*** Recorded information

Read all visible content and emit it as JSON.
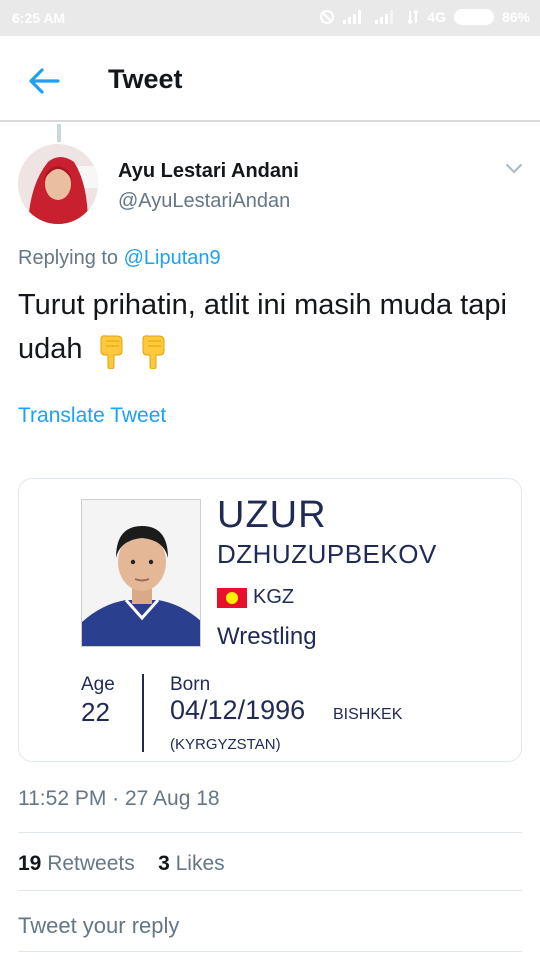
{
  "status_bar": {
    "time": "6:25 AM",
    "network": "4G",
    "battery": "86%",
    "icons": [
      "mute-icon",
      "signal-icon",
      "signal-icon",
      "data-arrows-icon",
      "battery-icon"
    ]
  },
  "app_bar": {
    "title": "Tweet",
    "back_icon": "arrow-left-icon",
    "accent_color": "#1da1f2"
  },
  "tweet": {
    "author_name": "Ayu Lestari Andani",
    "author_handle": "@AyuLestariAndan",
    "replying_prefix": "Replying to",
    "replying_to": "@Liputan9",
    "text": "Turut prihatin, atlit ini masih muda tapi udah",
    "emojis": [
      "backhand-index-pointing-down",
      "backhand-index-pointing-down"
    ],
    "translate_label": "Translate Tweet",
    "timestamp": "11:52 PM · 27 Aug 18",
    "retweets_count": "19",
    "retweets_label": "Retweets",
    "likes_count": "3",
    "likes_label": "Likes"
  },
  "athlete_card": {
    "first_name": "UZUR",
    "last_name": "DZHUZUPBEKOV",
    "country_code": "KGZ",
    "sport": "Wrestling",
    "age_label": "Age",
    "age": "22",
    "born_label": "Born",
    "born_date": "04/12/1996",
    "born_city": "BISHKEK",
    "born_country": "(KYRGYZSTAN)"
  },
  "reply": {
    "placeholder": "Tweet your reply"
  }
}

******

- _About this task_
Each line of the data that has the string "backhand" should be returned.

- _Exercise response_
      "backhand-index-pointing-down",
      "backhand-index-pointing-down"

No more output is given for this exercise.